Crowley said the man then fired at Hyatt but missed, leading to Hyatt's second shot, which hit the man's lower torso. The man died at the scene. His girlfriend, who ran when the shooting began, returned to the scene when police arrived.

On September 16 in Buffalo, New York.
A gunman attempting to rob a Northland Avenue convenience store is dead after he fired a shot at a clerk Monday afternoon and the store owner returned fire, hitting him in the head, police said.

The dead man was identified as Jason A. Cramer, 18, of Gibson Street. Cramer was arrested last month in the robbery of a Fillmore Avenue grocery store at gunpoint and was later released from jail.
On September 13:
PROVO — The wrong end of a gun barrel wasn't what the man who was attempting to rob the Provo Greyhound Freight and Travel depot was expecting Thursday afternoon.

But that's the position a 27-year-old Orem man was facing after demanding money from Scott Windhorst, the independent owner of the Greyhound station at 124 N. 300 West. A concealed weapons permit holder, Windhorst said he didn't hesitate in pulling out his pistol instead of forking out the company's cash.
Jury Rules Self-Defense

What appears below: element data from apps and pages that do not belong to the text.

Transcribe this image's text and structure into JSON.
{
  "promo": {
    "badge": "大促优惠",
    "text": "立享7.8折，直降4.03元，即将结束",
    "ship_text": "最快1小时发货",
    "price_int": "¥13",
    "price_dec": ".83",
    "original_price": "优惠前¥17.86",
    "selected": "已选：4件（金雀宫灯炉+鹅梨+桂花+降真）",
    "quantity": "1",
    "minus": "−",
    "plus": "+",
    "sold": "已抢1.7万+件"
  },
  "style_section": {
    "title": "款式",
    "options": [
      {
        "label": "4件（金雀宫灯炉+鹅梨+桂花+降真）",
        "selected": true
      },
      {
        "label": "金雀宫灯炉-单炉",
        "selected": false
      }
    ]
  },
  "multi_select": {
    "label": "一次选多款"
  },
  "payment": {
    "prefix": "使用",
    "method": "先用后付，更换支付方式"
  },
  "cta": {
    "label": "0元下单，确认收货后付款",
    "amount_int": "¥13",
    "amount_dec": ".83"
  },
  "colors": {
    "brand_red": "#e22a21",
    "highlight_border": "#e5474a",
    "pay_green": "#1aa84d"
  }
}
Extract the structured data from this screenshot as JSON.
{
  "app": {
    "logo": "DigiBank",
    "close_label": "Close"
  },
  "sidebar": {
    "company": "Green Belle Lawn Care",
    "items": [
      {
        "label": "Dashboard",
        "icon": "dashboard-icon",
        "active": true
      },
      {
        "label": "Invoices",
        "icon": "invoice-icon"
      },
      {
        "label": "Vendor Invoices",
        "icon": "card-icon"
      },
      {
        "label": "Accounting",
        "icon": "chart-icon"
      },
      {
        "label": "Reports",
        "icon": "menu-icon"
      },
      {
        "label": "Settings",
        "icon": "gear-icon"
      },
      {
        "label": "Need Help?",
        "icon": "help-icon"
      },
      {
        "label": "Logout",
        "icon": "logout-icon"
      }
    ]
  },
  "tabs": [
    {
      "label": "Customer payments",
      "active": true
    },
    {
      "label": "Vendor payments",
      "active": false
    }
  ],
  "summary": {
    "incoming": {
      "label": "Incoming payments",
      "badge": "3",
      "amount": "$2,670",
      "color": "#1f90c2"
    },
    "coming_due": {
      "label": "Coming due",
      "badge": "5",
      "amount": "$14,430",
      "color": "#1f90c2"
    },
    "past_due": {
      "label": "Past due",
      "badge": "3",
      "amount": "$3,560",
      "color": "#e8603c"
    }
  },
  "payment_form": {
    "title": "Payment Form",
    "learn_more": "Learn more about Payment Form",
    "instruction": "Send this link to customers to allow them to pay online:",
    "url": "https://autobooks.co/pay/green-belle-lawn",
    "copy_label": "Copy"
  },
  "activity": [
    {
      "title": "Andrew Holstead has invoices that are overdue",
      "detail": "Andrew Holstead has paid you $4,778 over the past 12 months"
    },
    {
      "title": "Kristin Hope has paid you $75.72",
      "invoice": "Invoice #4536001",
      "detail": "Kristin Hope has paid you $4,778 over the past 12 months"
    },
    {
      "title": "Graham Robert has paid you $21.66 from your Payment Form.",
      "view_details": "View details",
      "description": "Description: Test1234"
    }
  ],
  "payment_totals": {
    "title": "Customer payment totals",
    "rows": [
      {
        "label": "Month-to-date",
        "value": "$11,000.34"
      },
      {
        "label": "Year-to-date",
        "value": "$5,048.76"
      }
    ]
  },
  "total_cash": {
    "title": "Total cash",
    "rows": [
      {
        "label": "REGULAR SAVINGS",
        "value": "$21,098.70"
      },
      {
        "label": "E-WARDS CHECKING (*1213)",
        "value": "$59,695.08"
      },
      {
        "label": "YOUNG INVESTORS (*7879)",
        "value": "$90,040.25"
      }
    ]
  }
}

A pastor went into his church in April because an alarm went off in the middle of the night. Once there, he confronted two burglars. He shot and killed them. By his own description, he panicked, and acknowledged that he might have misread their movement towards him as an attack, when they were actually headed for an exit. It was one of those split second decisions that you hope you never have to make.

He was prosecuted. The news is that he was found innocent on all charges:
Speaking by phone Monday evening, Mielke said he was glad it's all over. He said he's sad that two people lost their lives in the situation, but he still feels he would have been killed if he had not pulled the trigger that morning.

Mielke faced charges of manslaughter and criminally negligent homicide after shooting and killing 31-year-old Christopher Palmer and 23-year-old Francis Jones.

The pastor had caught Palmer and Jones as they were robbing his Big Lake Community Chapel around 5 a.m. on April 24. Mielke testified that, when he went to the church to check out a noise, it was dark and he panicked in the confusion, then shot the two men in the back after they ran past him up a flight of stairs and tried to get out of the church.

Palmer's family members were clearly disappointed by the not guilty verdicts.
Well, yes I guess they were disappointed. It's hard for me to be very sympathetic when two adults commit a felony, and get killed. Even if they were not a threat to Mielke, and were just running towards him to get out an exit, the burden was on them for committing a felony under conditions where a reasonable person could misinterpret their actions as a threat.

This situation isn't something to be thrilled about, but neither is it an argument for gun control. It is an argument against burglary.

It is also an argument against going into an unoccupied building yourself, instead of calling the police to do it for you. Whatever was lost in that church was, I'm sure, less expensive than hiring an attorney to defend Pastor Mielke.

What? Why does Clayton need two blogs? Because I started to keep track of civilian uses of guns for self-defense--and there were so many of them that it was hard to find them in my normal blog. So, here's where they are going to go in the future!

What sort of entries will go here? Just summaries and links to articles about civilians engaged in defensive uses of guns.